** Update 1/11/2016:  On January 11, 2016, the U.S. Supreme Court declined to review EPIC v. DHS, concerning the release of details of a secret “killswitch” protocol to shutdown cellphone and Internet service during emergencies.

  1. Kevin Fagan, Man shot to death by BART officer identified, SFGATE (July 7, 2011), [].

  2. Justice for Charles Hill BART Action Shuts Three Stations in San Francisco, Indybay (July 19, 2011), [].

  3. Id.

  4. Zusha Elinson, After Cellphone Action, BART Faces Escalating Protests, NY Times (Aug. 20, 2011),

  5. Gabe Rottman, Shutting Down Cell Service During Protests: The Constitutional Dimenson, ACLU (May 1, 2012), [].

  6. Adam Serwer and Nick Baumann, The Government Didn’t Shut Down Cell Service in Boston. But With SOS 303, It Could Have., Mother Jones (Apr. 17, 2013), [].

  7. Amadou Diallo, Obama Administration Fights For Right to Use Cellphone Kill Switch, Al Jazeera America (Apr. 26, 2015), [].

  8. “Termination of Cellular Networks During Emergency Situations,” The President’s National Security Telecommunications Advisory Committee, 2006-2007 NSTAC Issue Review at 139.

  9. Id.

  10. Id.

  11. Id.

  12. See President Obama, Executive Order – Assignment of National Security and Emergency Preparedness Communications Functions, July 6, 2012; see also Dana Liebelson, The Government’s Secret Plan to Shut Off Cellphones and the Internet, Explained, Mother Jones (Nov. 26, 2013), [].

  13. FOIA Request to DHS, (July 10, 2012), [].

  14. FOIA Request Response to EPIC, U.S. Department of Homeland Security (Aug. 21, 2012), [].

  15. FOIA Appeal Request Response to EPIC, U.S. Department of Homeland Security (Mar. 25, 2013), [].

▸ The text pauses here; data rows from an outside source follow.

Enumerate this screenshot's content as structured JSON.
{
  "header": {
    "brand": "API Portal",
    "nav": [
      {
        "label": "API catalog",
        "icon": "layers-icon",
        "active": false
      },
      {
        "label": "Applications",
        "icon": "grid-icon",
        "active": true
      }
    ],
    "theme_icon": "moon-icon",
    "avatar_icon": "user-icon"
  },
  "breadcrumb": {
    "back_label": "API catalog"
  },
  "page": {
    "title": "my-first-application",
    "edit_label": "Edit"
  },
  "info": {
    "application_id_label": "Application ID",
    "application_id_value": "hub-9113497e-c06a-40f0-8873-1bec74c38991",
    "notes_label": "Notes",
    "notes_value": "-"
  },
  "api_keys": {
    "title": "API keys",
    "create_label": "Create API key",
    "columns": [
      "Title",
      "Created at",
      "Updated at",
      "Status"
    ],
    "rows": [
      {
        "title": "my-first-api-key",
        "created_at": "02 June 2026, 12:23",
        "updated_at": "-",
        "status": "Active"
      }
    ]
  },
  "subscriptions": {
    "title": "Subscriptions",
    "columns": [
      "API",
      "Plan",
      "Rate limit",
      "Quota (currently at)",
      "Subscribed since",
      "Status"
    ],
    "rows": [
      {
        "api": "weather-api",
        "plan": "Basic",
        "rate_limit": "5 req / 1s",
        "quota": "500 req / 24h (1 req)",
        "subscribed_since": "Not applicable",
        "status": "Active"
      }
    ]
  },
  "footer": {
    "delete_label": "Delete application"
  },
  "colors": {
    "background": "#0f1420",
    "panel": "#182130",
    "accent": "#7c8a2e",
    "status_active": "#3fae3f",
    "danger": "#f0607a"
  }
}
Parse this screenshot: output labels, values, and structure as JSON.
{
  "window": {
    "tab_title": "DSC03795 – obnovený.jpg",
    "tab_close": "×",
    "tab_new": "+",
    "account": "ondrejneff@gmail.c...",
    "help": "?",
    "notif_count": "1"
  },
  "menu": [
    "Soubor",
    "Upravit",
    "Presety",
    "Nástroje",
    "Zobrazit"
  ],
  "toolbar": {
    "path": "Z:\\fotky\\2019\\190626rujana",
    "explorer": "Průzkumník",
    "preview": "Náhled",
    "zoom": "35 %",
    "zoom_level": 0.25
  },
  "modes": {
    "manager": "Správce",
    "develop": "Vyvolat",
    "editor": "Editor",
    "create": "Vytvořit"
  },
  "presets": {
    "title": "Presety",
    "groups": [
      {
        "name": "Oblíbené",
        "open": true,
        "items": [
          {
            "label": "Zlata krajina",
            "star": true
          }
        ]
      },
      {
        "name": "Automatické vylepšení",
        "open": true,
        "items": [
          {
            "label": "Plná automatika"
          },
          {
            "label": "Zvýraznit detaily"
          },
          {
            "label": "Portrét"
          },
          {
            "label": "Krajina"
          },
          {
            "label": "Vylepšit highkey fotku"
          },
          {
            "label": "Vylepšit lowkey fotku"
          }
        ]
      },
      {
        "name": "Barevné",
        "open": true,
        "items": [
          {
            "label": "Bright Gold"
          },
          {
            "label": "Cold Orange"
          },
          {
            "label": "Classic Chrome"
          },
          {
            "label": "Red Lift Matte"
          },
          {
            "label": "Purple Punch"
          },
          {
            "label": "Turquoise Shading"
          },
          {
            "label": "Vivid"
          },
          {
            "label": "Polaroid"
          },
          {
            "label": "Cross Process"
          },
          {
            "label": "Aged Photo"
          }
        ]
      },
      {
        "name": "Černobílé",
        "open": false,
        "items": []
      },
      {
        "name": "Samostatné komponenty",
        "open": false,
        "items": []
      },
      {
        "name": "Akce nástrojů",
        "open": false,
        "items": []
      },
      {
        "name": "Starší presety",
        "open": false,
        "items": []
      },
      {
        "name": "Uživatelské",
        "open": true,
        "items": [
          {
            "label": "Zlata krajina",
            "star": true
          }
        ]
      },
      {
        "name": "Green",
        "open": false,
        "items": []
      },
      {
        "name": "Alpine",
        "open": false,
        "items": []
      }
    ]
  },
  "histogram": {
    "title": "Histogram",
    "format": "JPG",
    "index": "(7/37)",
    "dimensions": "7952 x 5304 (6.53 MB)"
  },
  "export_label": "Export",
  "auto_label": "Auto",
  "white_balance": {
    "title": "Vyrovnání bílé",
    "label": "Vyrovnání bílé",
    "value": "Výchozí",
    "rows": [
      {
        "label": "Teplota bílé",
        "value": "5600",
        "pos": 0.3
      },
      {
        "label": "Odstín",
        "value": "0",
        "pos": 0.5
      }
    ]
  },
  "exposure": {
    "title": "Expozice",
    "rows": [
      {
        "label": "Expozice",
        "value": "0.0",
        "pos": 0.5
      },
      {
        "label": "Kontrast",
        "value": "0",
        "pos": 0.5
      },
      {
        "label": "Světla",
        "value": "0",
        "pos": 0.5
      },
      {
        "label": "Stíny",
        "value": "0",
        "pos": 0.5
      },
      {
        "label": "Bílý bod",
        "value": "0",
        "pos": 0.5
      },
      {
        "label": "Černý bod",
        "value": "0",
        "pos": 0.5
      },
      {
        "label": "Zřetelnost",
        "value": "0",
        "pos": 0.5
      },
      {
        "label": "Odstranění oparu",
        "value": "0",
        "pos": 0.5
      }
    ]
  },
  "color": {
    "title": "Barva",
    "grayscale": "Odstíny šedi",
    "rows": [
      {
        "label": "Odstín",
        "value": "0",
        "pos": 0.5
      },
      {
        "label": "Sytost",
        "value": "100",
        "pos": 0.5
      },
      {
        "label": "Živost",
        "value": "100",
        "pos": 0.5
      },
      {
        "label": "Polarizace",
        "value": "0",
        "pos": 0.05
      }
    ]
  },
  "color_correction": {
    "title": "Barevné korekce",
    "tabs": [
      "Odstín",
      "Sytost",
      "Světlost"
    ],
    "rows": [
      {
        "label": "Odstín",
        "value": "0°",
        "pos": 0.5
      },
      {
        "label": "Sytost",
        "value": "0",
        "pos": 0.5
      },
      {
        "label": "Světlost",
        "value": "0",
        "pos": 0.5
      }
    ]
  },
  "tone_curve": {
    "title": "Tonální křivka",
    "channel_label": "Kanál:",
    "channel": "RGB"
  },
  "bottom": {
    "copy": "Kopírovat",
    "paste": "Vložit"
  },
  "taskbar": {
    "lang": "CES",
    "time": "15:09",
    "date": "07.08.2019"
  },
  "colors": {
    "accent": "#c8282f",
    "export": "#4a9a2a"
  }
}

  16. SOP 303 (Redacted) (June 28, 2013), [].

  17. See Electronic Privacy Information Center v. Department of Homeland Security, 999 F. Supp. 2d 24, 29 (D.D.C. 2013), available at [].

  18. See id at 31.

  19. See id at 32.

  20. See id.

  21. See Electronic Privacy Information Center v. U.S. Department of Homeland Security, 777 F.3d 518, 520 (D.C. Cir. 2015), available at [].

  22. See Electronic Privacy Information Center v. U.S. Department of Homeland Security, Petition for a Writ of Certiorari, Aug. 13, 2015, available at [].

  23. See id.

  24. Electronic Privacy Information Center v. U.S. Department of Homeland Security, U.S. Supreme Court, [].

Jean Shin

Jean Shin is a second year student at Fordham University School of Law and a staff member of the Fordham Intellectual Property, Media & Entertainment Law Journal. She has a background in journalism and documentary film.